▶ WHAT IS REQUIRED
Your task is to return all of the entries below exactly, leaving out each picture.

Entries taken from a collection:
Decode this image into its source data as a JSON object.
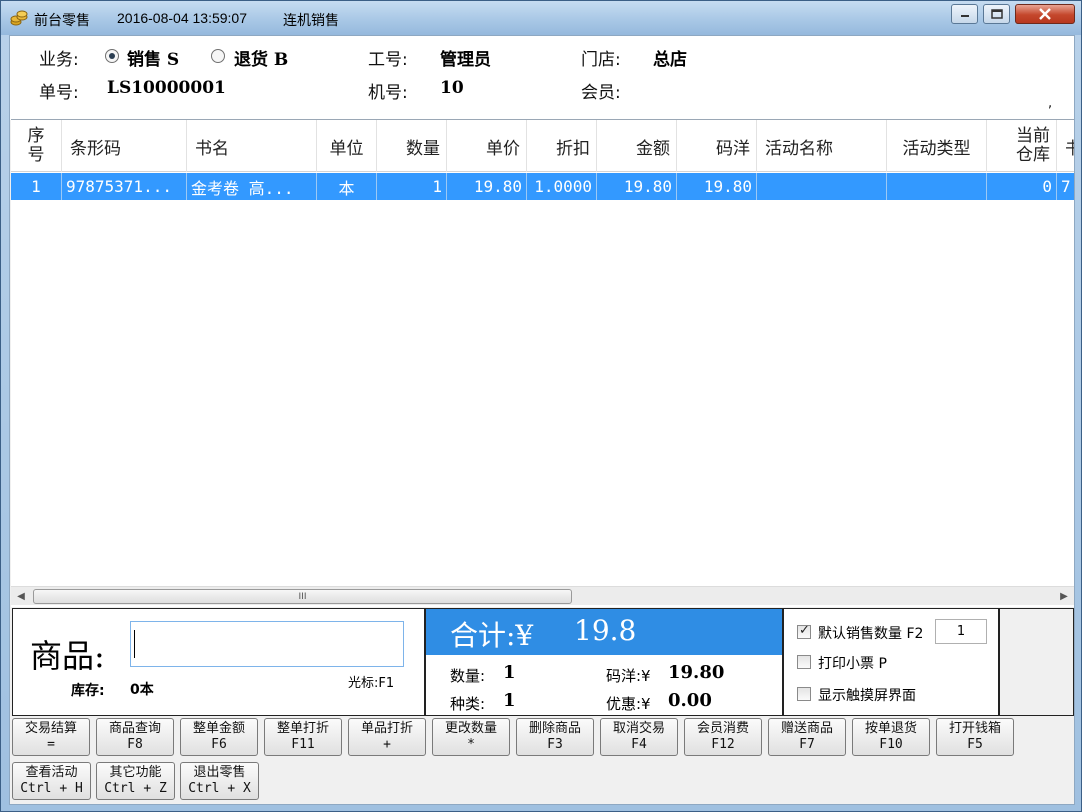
{
  "window": {
    "app_title": "前台零售",
    "datetime": "2016-08-04 13:59:07",
    "mode": "连机销售"
  },
  "header": {
    "business_label": "业务:",
    "sale_option": "销售 S",
    "return_option": "退货 B",
    "selected_option": "销售 S",
    "employee_label": "工号:",
    "employee_value": "管理员",
    "store_label": "门店:",
    "store_value": "总店",
    "order_label": "单号:",
    "order_value": "LS10000001",
    "machine_label": "机号:",
    "machine_value": "10",
    "member_label": "会员:",
    "member_value": "",
    "stray_mark": ","
  },
  "table": {
    "columns": [
      {
        "line1": "序",
        "line2": "号"
      },
      {
        "line1": "条形码"
      },
      {
        "line1": "书名"
      },
      {
        "line1": "单位"
      },
      {
        "line1": "数量"
      },
      {
        "line1": "单价"
      },
      {
        "line1": "折扣"
      },
      {
        "line1": "金额"
      },
      {
        "line1": "码洋"
      },
      {
        "line1": "活动名称"
      },
      {
        "line1": "活动类型"
      },
      {
        "line1": "当前",
        "line2": "仓库"
      },
      {
        "line1": "书"
      }
    ],
    "rows": [
      [
        "1",
        "97875371...",
        "金考卷 高...",
        "本",
        "1",
        "19.80",
        "1.0000",
        "19.80",
        "19.80",
        "",
        "",
        "0",
        "7"
      ]
    ],
    "scroll_grip": "III"
  },
  "goods_panel": {
    "label": "商品:",
    "input_value": "",
    "stock_label": "库存:",
    "stock_value": "0本",
    "cursor_hint": "光标:F1"
  },
  "total_panel": {
    "total_label": "合计:¥",
    "total_value": "19.8",
    "qty_label": "数量:",
    "qty_value": "1",
    "list_price_label": "码洋:¥",
    "list_price_value": "19.80",
    "kinds_label": "种类:",
    "kinds_value": "1",
    "discount_label": "优惠:¥",
    "discount_value": "0.00"
  },
  "options": {
    "default_qty_label": "默认销售数量 F2",
    "default_qty_checked": true,
    "default_qty_value": "1",
    "print_receipt_label": "打印小票 P",
    "print_receipt_checked": false,
    "touch_screen_label": "显示触摸屏界面",
    "touch_screen_checked": false
  },
  "buttons": [
    {
      "label": "交易结算",
      "key": "="
    },
    {
      "label": "商品查询",
      "key": "F8"
    },
    {
      "label": "整单金额",
      "key": "F6"
    },
    {
      "label": "整单打折",
      "key": "F11"
    },
    {
      "label": "单品打折",
      "key": "+"
    },
    {
      "label": "更改数量",
      "key": "*"
    },
    {
      "label": "删除商品",
      "key": "F3"
    },
    {
      "label": "取消交易",
      "key": "F4"
    },
    {
      "label": "会员消费",
      "key": "F12"
    },
    {
      "label": "赠送商品",
      "key": "F7"
    },
    {
      "label": "按单退货",
      "key": "F10"
    },
    {
      "label": "打开钱箱",
      "key": "F5"
    },
    {
      "label": "查看活动",
      "key": "Ctrl + H"
    },
    {
      "label": "其它功能",
      "key": "Ctrl + Z"
    },
    {
      "label": "退出零售",
      "key": "Ctrl + X"
    }
  ],
  "colors": {
    "selection": "#3399ff",
    "total_band": "#2f8de4",
    "title_bar": "#a9c8e6"
  }
}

▶ RESPONSE TO THIS EXERCISE
Decode this image into its source data as a JSON object.
{
  "window": {
    "app_title": "前台零售",
    "datetime": "2016-08-04 13:59:07",
    "mode": "连机销售"
  },
  "header": {
    "business_label": "业务:",
    "sale_option": "销售 S",
    "return_option": "退货 B",
    "selected_option": "销售 S",
    "employee_label": "工号:",
    "employee_value": "管理员",
    "store_label": "门店:",
    "store_value": "总店",
    "order_label": "单号:",
    "order_value": "LS10000001",
    "machine_label": "机号:",
    "machine_value": "10",
    "member_label": "会员:",
    "member_value": "",
    "stray_mark": ","
  },
  "table": {
    "columns": [
      {
        "line1": "序",
        "line2": "号"
      },
      {
        "line1": "条形码"
      },
      {
        "line1": "书名"
      },
      {
        "line1": "单位"
      },
      {
        "line1": "数量"
      },
      {
        "line1": "单价"
      },
      {
        "line1": "折扣"
      },
      {
        "line1": "金额"
      },
      {
        "line1": "码洋"
      },
      {
        "line1": "活动名称"
      },
      {
        "line1": "活动类型"
      },
      {
        "line1": "当前",
        "line2": "仓库"
      },
      {
        "line1": "书"
      }
    ],
    "rows": [
      [
        "1",
        "97875371...",
        "金考卷 高...",
        "本",
        "1",
        "19.80",
        "1.0000",
        "19.80",
        "19.80",
        "",
        "",
        "0",
        "7"
      ]
    ],
    "scroll_grip": "III"
  },
  "goods_panel": {
    "label": "商品:",
    "input_value": "",
    "stock_label": "库存:",
    "stock_value": "0本",
    "cursor_hint": "光标:F1"
  },
  "total_panel": {
    "total_label": "合计:¥",
    "total_value": "19.8",
    "qty_label": "数量:",
    "qty_value": "1",
    "list_price_label": "码洋:¥",
    "list_price_value": "19.80",
    "kinds_label": "种类:",
    "kinds_value": "1",
    "discount_label": "优惠:¥",
    "discount_value": "0.00"
  },
  "options": {
    "default_qty_label": "默认销售数量 F2",
    "default_qty_checked": true,
    "default_qty_value": "1",
    "print_receipt_label": "打印小票 P",
    "print_receipt_checked": false,
    "touch_screen_label": "显示触摸屏界面",
    "touch_screen_checked": false
  },
  "buttons": [
    {
      "label": "交易结算",
      "key": "="
    },
    {
      "label": "商品查询",
      "key": "F8"
    },
    {
      "label": "整单金额",
      "key": "F6"
    },
    {
      "label": "整单打折",
      "key": "F11"
    },
    {
      "label": "单品打折",
      "key": "+"
    },
    {
      "label": "更改数量",
      "key": "*"
    },
    {
      "label": "删除商品",
      "key": "F3"
    },
    {
      "label": "取消交易",
      "key": "F4"
    },
    {
      "label": "会员消费",
      "key": "F12"
    },
    {
      "label": "赠送商品",
      "key": "F7"
    },
    {
      "label": "按单退货",
      "key": "F10"
    },
    {
      "label": "打开钱箱",
      "key": "F5"
    },
    {
      "label": "查看活动",
      "key": "Ctrl + H"
    },
    {
      "label": "其它功能",
      "key": "Ctrl + Z"
    },
    {
      "label": "退出零售",
      "key": "Ctrl + X"
    }
  ],
  "colors": {
    "selection": "#3399ff",
    "total_band": "#2f8de4",
    "title_bar": "#a9c8e6"
  }
}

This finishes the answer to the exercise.